The Swedish Kvinna till Kvinna Foundation noticed this and wrote a formal letter to the Swedish Minister of Foreign Affairs, pointing out the importance of him highlighting women’s participation and rights in the EU discussions on the Neighbourhood Policy, and reminding him of the formal undertakings the EU countries earlier had made regarding these issues. The letter was short and simple and contained clearly stated action points on things that were missing in the revised policy. The content of the letter was also sent to the chairman of the Swedish Committee of Foreign Affairs and subsequently circulated to all the members of the Committee.

When the Committee later wrote its comments on the Neighbourhood Policy, the comments contained several of the statements pointed out in the letter. Of course it wasn’t only the letter making this happen, but it contributed in making women’s rights and participation part of this official statement to the EU. And that’s one way of to making a change.


For activist in a country currently involved in an armed conflict/re-building

You are probably already doing everything you can whilst trying to stay alive. If you haven’t already joined a women’s rights or peace organization, there is a lot of power and comfort to be found in working toghether with others to promote peace. There are many things that organizations can do. Several examples on ways to take action for peace from within a war-stricken country can be found in To make room for changes – Peace strategies from women organisations in Bosnia and Herzegovina.

Below is also a list of information that’s important to gather and share with the international community. They need this knowledge from you, as peace activists and members of civil society, to be able to make good decisions concerning the resolution of the conflict and the following re-building. And if the information is there, starring them in the face, it’s much harder for them to ignore it:

  • Knowledge about women’s situation.
  • Observations of the status of human rights.
  • Knowledge about everyday problems facing civilians, such as discrimination, non-functioning or non-existing laws and misuse of power by authorities and politicians.
  • Analyses of security threats in the society, including violence against women.
  • Experience and facts about corruption and war profiteers.
  • Knowledge of the situation of refugees, internally displaced persons and returnees.
  • Suggestions to solutions and measures on how to improve the situation.

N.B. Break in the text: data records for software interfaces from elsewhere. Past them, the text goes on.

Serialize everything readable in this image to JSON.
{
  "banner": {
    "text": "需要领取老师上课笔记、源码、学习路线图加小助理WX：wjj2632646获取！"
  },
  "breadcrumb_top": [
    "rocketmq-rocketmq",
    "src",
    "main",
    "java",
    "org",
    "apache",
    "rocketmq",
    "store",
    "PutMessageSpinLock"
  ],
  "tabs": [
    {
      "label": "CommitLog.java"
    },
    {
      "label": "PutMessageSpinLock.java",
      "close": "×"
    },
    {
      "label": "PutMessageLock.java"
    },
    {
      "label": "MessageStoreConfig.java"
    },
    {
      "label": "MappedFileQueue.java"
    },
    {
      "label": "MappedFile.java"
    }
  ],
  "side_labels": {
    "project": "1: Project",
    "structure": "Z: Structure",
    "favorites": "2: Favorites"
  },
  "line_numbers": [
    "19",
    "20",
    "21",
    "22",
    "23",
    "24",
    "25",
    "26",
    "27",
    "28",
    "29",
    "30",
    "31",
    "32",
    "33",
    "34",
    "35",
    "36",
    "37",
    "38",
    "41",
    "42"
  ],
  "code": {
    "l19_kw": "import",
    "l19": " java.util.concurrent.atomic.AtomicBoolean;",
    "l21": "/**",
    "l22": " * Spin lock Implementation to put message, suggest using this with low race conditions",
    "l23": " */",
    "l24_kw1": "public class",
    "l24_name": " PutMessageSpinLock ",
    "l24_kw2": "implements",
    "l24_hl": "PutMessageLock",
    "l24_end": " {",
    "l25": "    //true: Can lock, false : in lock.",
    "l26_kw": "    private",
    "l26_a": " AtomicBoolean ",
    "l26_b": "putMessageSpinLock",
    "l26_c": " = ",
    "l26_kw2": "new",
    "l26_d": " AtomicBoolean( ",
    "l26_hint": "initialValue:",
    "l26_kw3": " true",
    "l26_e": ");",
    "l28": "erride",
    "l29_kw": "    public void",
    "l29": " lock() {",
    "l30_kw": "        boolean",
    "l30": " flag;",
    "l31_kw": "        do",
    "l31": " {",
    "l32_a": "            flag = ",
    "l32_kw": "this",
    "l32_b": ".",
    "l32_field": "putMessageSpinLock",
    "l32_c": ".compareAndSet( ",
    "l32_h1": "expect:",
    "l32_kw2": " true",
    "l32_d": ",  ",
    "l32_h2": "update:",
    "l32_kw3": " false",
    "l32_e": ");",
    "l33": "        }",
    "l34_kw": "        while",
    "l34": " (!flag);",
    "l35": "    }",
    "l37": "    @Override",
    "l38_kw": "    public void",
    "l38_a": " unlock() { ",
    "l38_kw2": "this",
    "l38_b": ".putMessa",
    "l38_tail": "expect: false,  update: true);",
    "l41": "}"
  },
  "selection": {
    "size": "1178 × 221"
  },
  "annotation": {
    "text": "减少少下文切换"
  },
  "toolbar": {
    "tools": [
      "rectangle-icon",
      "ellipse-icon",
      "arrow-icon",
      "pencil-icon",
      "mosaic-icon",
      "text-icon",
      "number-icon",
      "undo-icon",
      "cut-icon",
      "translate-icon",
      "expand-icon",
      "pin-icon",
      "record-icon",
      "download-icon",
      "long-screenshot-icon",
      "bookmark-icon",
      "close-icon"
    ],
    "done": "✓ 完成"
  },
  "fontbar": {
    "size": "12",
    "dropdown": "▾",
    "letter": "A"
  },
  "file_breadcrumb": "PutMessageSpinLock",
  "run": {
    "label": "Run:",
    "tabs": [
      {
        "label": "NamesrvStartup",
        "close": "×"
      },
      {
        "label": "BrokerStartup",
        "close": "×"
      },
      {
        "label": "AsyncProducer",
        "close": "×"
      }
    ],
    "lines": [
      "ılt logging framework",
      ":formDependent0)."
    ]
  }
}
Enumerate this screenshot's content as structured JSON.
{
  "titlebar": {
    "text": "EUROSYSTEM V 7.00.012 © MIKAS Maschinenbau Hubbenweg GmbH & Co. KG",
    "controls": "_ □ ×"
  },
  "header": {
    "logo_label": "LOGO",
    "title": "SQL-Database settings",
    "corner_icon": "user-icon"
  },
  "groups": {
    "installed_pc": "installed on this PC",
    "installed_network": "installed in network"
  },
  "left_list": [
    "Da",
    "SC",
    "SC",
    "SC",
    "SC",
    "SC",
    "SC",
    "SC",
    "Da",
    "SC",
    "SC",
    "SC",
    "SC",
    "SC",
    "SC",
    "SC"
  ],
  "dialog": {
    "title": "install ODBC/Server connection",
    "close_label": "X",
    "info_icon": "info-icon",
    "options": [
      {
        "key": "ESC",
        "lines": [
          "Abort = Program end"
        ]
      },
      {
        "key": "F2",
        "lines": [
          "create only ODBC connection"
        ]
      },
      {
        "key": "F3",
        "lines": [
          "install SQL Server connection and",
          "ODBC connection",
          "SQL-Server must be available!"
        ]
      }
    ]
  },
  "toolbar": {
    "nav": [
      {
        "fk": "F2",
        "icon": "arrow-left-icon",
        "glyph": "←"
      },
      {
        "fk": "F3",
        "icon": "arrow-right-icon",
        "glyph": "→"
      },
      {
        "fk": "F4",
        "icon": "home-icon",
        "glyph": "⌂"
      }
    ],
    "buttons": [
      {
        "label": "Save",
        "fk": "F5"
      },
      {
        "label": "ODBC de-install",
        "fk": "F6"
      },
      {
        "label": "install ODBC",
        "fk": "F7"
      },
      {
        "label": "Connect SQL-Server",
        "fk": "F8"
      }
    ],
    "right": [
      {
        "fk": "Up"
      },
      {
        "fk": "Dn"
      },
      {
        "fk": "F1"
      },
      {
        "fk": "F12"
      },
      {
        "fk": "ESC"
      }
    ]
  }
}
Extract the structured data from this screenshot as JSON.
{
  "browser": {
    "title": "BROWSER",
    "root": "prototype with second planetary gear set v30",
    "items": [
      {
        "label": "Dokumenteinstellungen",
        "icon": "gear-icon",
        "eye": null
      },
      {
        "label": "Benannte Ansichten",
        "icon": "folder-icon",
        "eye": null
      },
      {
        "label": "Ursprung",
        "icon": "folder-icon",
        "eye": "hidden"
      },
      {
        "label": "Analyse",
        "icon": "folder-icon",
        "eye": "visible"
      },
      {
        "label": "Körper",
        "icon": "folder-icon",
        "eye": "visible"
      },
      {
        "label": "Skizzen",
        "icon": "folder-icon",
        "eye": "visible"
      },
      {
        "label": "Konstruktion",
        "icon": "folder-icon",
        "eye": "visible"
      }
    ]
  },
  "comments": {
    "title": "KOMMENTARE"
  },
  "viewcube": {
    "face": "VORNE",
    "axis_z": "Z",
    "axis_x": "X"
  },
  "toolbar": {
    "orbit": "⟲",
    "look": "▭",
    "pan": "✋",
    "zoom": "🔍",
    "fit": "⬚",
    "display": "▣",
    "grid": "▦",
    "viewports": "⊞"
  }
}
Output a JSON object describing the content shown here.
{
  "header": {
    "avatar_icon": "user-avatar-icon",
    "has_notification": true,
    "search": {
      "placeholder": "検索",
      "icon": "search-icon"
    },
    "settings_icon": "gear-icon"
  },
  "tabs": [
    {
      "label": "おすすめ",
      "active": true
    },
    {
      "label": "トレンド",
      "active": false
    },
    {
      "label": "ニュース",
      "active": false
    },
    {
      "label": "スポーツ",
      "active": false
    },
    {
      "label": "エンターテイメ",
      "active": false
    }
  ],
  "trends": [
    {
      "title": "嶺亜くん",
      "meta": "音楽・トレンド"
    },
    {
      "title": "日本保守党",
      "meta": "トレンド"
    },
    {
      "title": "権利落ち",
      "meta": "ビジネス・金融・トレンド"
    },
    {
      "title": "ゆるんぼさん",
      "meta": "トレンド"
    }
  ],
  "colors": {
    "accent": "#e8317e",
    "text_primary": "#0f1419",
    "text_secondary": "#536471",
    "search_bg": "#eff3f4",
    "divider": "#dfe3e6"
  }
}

For women’s organizations

The Equal Power – Lasting Peace report lists recommendations for women’s organizations that can help them stay strong in their important work for women’s rights as part of peace processes:

  • Women’s organizations need to stand up for the expertise and knowledge they posses. They need to occupy public spaces and advocate for relevant issues to be put onto the political agenda. It is a shared responsibility of the academic world, donors and women’s organizations to research, document, analyse and spread this information in order for different stakeholders to see and acknowledge the importance of women’s organizations in conflict areas.
  • When women from civil society come together, they become a stronger force for change. Women’s organizations need to support each other and work strategically together to create networks, platforms, advocacy campaigns, exchange information and cooperate in other ways.
  • Women active in political parties are often faced with higher demands and are expected to occupy a higher moral ground than men, not least by civil society. Women activists tend to demand more of elected women than of their male counterparts. Women’s organisations should be observant about slander, which is used against both women human rights activists and women in politics. Women elected to political office need support and information.